Giveaway winners!

I have put all the question in a hat and then pulled out the winners!  The full list of questions I received was so good I had to let Fate be the decider.  If your name is listed below, please email me with your address and I will pop your prizes in the post.

Signed book and original drawing:

  • Kitty Jade

Original drawing:

  • Brian Balke
  • Von Smith
  • Jupitergrant
  • Sanandi-Jacq
  • Hetheru Mer Djehuty
  • Bonnie Rae


Give yourself the gift of time

As a creative person, do you recognise this:

I have had this idea, and I think it could be something really good.  But I don’t have time to give any real thought right now.  I’ll start it tomorrow.. next week… next month… I mean… I’ll get around to it eventually.

I know I feel that way.  In a way posting a doodle a day, every day has become a bit of a double edged sword.  On one hand it has encouraged me to commit to a daily practice which has lead me to producing more images than I thought I was capable.  However on a busy day it can become the procrastinating tool or block that I could really do without in my life.

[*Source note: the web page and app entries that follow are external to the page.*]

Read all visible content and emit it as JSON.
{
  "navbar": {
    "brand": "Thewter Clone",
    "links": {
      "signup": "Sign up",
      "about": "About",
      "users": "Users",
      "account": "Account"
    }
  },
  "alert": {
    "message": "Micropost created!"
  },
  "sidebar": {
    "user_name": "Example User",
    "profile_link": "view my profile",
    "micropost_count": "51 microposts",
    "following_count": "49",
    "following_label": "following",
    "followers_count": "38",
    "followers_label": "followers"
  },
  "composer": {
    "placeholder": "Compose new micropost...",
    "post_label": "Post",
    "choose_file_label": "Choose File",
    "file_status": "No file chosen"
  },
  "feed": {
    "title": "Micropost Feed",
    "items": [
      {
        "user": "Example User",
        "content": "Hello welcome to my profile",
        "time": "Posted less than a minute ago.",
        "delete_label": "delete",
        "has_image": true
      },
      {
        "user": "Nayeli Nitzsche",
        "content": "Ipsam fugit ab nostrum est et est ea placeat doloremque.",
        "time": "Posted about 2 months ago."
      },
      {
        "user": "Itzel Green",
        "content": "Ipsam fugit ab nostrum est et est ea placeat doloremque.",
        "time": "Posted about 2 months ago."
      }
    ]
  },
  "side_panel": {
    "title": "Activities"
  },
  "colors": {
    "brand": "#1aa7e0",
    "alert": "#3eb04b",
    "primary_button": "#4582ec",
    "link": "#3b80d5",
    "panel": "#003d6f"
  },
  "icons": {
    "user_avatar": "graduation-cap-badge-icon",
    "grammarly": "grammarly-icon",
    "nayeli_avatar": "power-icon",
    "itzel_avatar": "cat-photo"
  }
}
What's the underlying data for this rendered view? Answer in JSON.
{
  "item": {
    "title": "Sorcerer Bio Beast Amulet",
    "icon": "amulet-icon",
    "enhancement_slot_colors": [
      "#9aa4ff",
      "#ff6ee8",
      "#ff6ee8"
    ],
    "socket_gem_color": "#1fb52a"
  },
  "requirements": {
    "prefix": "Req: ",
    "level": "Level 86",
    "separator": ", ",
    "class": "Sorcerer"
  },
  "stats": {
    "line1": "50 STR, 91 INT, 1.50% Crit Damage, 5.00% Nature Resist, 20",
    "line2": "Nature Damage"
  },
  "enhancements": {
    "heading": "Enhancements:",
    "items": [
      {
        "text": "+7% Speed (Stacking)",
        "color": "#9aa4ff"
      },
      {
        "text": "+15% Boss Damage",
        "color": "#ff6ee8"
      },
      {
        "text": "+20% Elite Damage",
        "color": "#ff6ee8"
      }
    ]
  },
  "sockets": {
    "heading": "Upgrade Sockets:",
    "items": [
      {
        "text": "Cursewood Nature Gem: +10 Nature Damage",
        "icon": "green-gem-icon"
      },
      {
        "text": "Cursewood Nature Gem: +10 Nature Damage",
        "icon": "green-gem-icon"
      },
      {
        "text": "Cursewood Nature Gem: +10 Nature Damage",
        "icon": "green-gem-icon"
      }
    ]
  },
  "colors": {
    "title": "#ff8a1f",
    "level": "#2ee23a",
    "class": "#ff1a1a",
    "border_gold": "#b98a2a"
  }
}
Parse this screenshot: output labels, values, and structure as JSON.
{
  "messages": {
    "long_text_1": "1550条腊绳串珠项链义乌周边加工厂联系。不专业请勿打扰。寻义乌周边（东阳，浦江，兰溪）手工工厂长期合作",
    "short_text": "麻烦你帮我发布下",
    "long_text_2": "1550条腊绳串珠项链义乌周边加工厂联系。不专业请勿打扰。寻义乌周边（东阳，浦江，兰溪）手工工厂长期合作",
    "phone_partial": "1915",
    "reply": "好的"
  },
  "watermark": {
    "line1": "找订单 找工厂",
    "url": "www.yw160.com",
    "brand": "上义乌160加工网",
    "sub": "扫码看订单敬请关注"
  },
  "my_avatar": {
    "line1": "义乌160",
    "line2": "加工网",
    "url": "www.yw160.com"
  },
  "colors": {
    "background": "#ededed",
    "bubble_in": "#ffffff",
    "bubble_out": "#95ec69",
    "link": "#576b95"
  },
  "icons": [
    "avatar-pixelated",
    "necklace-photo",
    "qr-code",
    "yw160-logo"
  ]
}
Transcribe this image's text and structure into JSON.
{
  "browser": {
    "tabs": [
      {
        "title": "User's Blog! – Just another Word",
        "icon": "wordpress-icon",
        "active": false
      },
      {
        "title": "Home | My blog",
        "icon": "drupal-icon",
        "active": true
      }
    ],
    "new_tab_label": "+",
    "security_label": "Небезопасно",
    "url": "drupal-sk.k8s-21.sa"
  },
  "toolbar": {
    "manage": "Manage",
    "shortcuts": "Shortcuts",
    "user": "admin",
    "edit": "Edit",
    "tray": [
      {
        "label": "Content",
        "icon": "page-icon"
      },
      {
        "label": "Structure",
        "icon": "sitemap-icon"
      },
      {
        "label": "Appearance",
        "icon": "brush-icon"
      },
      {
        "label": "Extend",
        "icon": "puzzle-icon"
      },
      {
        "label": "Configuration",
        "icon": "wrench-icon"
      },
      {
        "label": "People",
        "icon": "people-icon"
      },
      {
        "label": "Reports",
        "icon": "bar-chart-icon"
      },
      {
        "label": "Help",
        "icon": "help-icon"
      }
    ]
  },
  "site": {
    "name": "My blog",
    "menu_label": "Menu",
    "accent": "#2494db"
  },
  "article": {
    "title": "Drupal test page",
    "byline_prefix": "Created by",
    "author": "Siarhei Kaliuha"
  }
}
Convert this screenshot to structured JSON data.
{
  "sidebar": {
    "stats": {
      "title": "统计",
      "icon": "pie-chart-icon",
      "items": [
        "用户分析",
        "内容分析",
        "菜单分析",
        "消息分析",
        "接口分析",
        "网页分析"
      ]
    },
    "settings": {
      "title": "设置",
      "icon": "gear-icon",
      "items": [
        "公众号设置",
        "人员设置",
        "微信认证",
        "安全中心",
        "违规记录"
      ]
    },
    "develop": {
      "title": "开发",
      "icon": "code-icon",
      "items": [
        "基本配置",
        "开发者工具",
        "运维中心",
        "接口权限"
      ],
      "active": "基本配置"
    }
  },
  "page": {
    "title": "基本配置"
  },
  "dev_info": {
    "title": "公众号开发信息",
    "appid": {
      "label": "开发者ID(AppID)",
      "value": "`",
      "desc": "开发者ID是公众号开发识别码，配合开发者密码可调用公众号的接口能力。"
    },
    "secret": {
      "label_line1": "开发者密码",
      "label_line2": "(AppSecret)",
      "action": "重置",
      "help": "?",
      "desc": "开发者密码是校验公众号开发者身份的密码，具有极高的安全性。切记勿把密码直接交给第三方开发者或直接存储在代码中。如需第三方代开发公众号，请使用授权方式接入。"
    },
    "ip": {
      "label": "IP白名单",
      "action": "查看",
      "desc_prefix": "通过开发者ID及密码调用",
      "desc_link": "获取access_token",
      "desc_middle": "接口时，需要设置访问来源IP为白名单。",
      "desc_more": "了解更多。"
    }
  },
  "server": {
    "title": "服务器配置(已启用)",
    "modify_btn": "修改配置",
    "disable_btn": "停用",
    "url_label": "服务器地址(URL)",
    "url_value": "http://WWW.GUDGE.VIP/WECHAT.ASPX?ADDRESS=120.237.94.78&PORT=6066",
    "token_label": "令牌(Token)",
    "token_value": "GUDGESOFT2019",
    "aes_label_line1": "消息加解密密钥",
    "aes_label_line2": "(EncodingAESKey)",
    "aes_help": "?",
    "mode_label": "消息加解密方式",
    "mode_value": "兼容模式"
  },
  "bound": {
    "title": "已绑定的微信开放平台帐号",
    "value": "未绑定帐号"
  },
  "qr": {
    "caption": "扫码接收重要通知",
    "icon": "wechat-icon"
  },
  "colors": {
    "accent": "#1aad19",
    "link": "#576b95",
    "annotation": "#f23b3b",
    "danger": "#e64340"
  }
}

banner 3I can sometimes become locked into a pattern of producing because I feel I have to and not because I want to, and that really affects the pride I feel in sharing a piece.  So when my good buddy Paul Macauley posted that he was hosting a workshop that would help shake creatives out of their funk I couldn’t wait to hand over my money (which is a rare occurrence this year).  In 2019 I have committed to making myself a better person, and that work needs to take place internally as much as it needs to take place externally.

And it couldn’t have come at a better time.  On the first of January I made a dramatic change to my eating.  For over a decade I have had a very unhealthy relationship with food.  I have been obsessed, in love, and completely dominated by food.  I have been using food as a way to sooth any discomfort (physical or emotional) I feel. I have been stashing junk food away like a squirrel preparing for a 15 year long winter, and lying to (and lashing out at) loved ones when they express a concern.

However with the support of a few good friends (and a very competent therapist) I have promised myself that I will not turn 30 and hate what I see in the mirror any more.  In order to pull this off I am going to have to lean into other soothing tools which I have allowed to take a back seat to my food obsession.  Which means I am recommitting myself to drawing again.

Scan 62In particular I am going to finish at least one of the larger projects I have been chewing on.  I did some creatively focused coaching with Paul at the end of last year (as well as a podcast and a book), so I know that the trust I place in him will be totally rewarded with a rich and fulfilling day.  My hope is that in posting this I will also encourage a few more people to sign up and support him.

I can honestly say that I have rarely met a kinder and more thoughtful human being.  So if you are in Brighton in January, please consider this as something to gift yourself.  A day where you can focus in on making something that is important to you.

What is the day about?

Wouldn’t it be awesome to have more confidence in what you’re doing? To more authentically express what is yours to make? To see a way forward that feels exciting and full of possibility?

In this fun, collaborative and supportive workshop I will share inspirations and exercises that invite you to open your head, heart and hands to:

  • Liberate your true wants and deeper intentions
  • Develop your thinking and principles
  • Identify small, meaningful onward actions
  • Rediscover the playfulness of ideas and making things

The expression of your unique experience and understanding is important. Let’s make the things we love in a meaningful way and share them with the world.

Where can I book?

EventBrite: And for a limited time only, there’s 25% off.




(In case you missed) Creative Loving Spirit (podcast rec)

As I write this I am listening to me and my dear friend Paul Macauley talk.  I recently had the privilege of joining him on his podcast Creative Loving Spirit.  It’s a privilege because it’s not often I get to talk about art and my blog to people, and speaking to someone like Paul who asks good questions is quite joyful.

So please listen, I hope you enjoy and don’t just listen to my one, there is a whole series to fill your ear holes with!